Could you copy every record below exactly as it is written?

▬▬▬

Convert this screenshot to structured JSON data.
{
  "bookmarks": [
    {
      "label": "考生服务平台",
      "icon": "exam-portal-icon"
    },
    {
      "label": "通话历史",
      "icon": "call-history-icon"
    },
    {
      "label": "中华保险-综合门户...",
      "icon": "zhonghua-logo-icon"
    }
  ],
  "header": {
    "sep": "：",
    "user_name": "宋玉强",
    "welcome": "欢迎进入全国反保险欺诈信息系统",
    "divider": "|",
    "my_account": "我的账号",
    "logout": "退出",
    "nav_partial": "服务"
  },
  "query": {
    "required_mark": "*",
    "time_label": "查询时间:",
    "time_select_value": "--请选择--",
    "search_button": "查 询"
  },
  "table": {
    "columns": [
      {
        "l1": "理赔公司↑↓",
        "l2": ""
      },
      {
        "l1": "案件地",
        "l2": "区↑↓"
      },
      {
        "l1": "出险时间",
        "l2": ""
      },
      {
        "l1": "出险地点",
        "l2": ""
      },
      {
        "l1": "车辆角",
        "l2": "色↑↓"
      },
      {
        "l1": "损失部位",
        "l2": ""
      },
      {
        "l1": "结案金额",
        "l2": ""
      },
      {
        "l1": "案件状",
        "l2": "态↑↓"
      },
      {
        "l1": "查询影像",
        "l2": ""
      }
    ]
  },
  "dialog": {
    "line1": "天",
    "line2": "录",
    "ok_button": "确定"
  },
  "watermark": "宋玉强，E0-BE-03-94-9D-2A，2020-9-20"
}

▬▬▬

◆ Expected output ◆
Convert this screenshot to structured JSON data.
{
  "bookmarks": [
    {
      "label": "考生服务平台",
      "icon": "exam-portal-icon"
    },
    {
      "label": "通话历史",
      "icon": "call-history-icon"
    },
    {
      "label": "中华保险-综合门户...",
      "icon": "zhonghua-logo-icon"
    }
  ],
  "header": {
    "sep": "：",
    "user_name": "宋玉强",
    "welcome": "欢迎进入全国反保险欺诈信息系统",
    "divider": "|",
    "my_account": "我的账号",
    "logout": "退出",
    "nav_partial": "服务"
  },
  "query": {
    "required_mark": "*",
    "time_label": "查询时间:",
    "time_select_value": "--请选择--",
    "search_button": "查 询"
  },
  "table": {
    "columns": [
      {
        "l1": "理赔公司↑↓",
        "l2": ""
      },
      {
        "l1": "案件地",
        "l2": "区↑↓"
      },
      {
        "l1": "出险时间",
        "l2": ""
      },
      {
        "l1": "出险地点",
        "l2": ""
      },
      {
        "l1": "车辆角",
        "l2": "色↑↓"
      },
      {
        "l1": "损失部位",
        "l2": ""
      },
      {
        "l1": "结案金额",
        "l2": ""
      },
      {
        "l1": "案件状",
        "l2": "态↑↓"
      },
      {
        "l1": "查询影像",
        "l2": ""
      }
    ]
  },
  "dialog": {
    "line1": "天",
    "line2": "录",
    "ok_button": "确定"
  },
  "watermark": "宋玉强，E0-BE-03-94-9D-2A，2020-9-20"
}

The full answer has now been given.